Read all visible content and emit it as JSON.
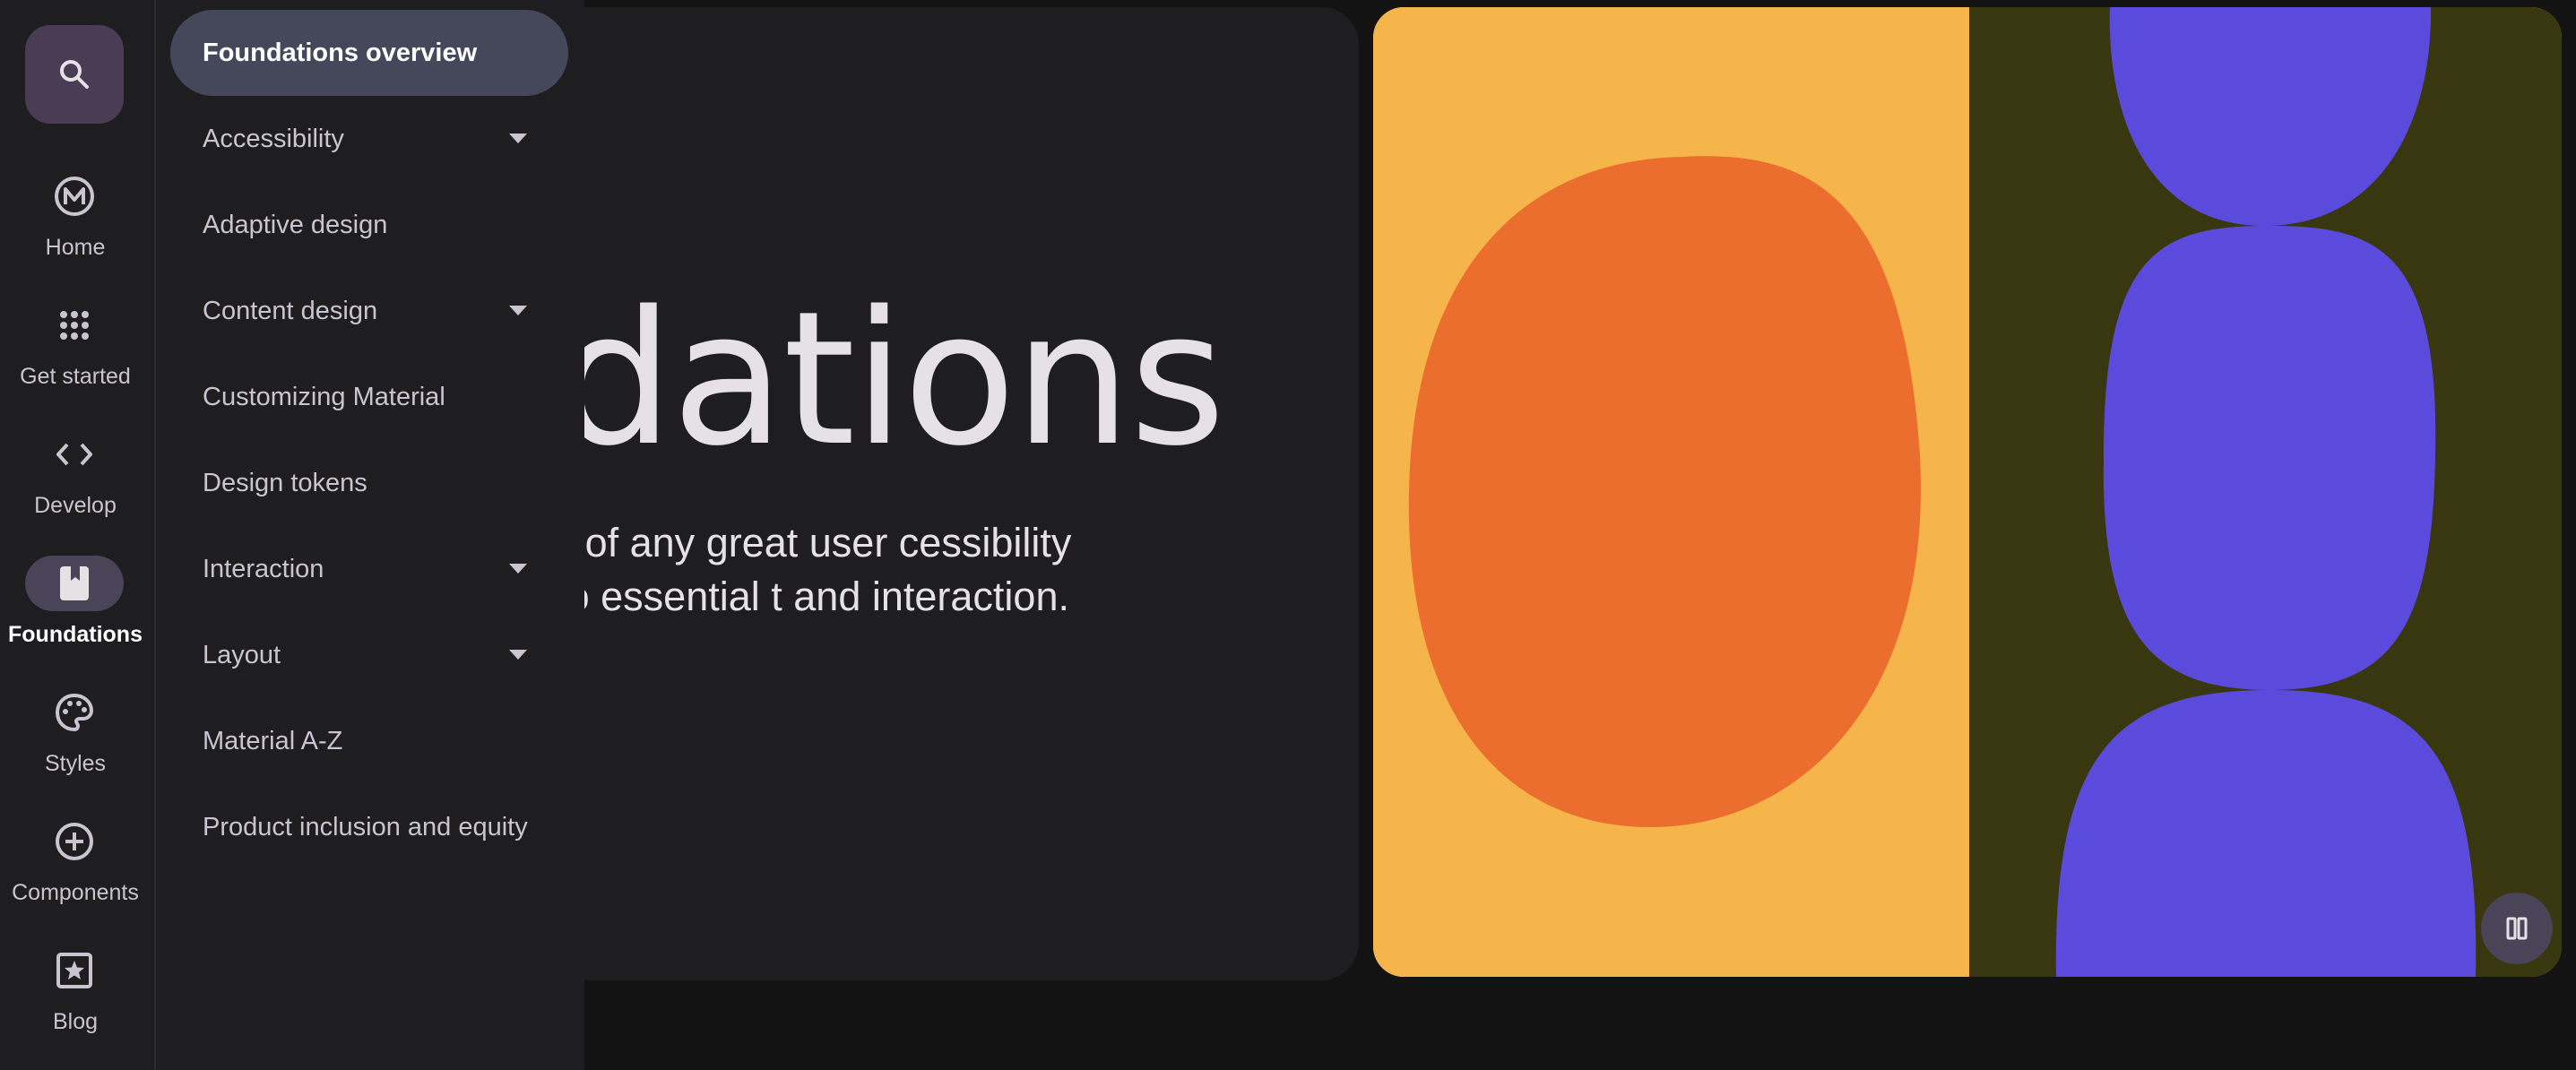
{
  "hero": {
    "title": "ndations",
    "description": "m the basis of any great user cessibility standards to essential t and interaction."
  },
  "rail": {
    "search_icon": "search-icon",
    "items": [
      {
        "label": "Home",
        "icon": "material-logo-icon"
      },
      {
        "label": "Get started",
        "icon": "apps-grid-icon"
      },
      {
        "label": "Develop",
        "icon": "code-icon"
      },
      {
        "label": "Foundations",
        "icon": "bookmark-book-icon",
        "active": true
      },
      {
        "label": "Styles",
        "icon": "palette-icon"
      },
      {
        "label": "Components",
        "icon": "add-circle-icon"
      },
      {
        "label": "Blog",
        "icon": "star-box-icon"
      }
    ]
  },
  "drawer": {
    "items": [
      {
        "label": "Foundations overview",
        "active": true,
        "expandable": false
      },
      {
        "label": "Accessibility",
        "expandable": true
      },
      {
        "label": "Adaptive design",
        "expandable": false
      },
      {
        "label": "Content design",
        "expandable": true
      },
      {
        "label": "Customizing Material",
        "expandable": false
      },
      {
        "label": "Design tokens",
        "expandable": false
      },
      {
        "label": "Interaction",
        "expandable": true
      },
      {
        "label": "Layout",
        "expandable": true
      },
      {
        "label": "Material A-Z",
        "expandable": false
      },
      {
        "label": "Product inclusion and equity",
        "expandable": false
      }
    ]
  },
  "art": {
    "pause_icon": "pause-icon",
    "colors": {
      "yellow": "#f5b54a",
      "olive": "#39370f",
      "orange": "#eb6e2e",
      "purple": "#5b4bdc"
    }
  },
  "colors": {
    "background": "#131314",
    "surface": "#1e1e20",
    "active_pill": "#45475a",
    "search_bg": "#4a3c55"
  }
}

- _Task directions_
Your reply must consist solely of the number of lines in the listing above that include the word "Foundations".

- _Solution_
2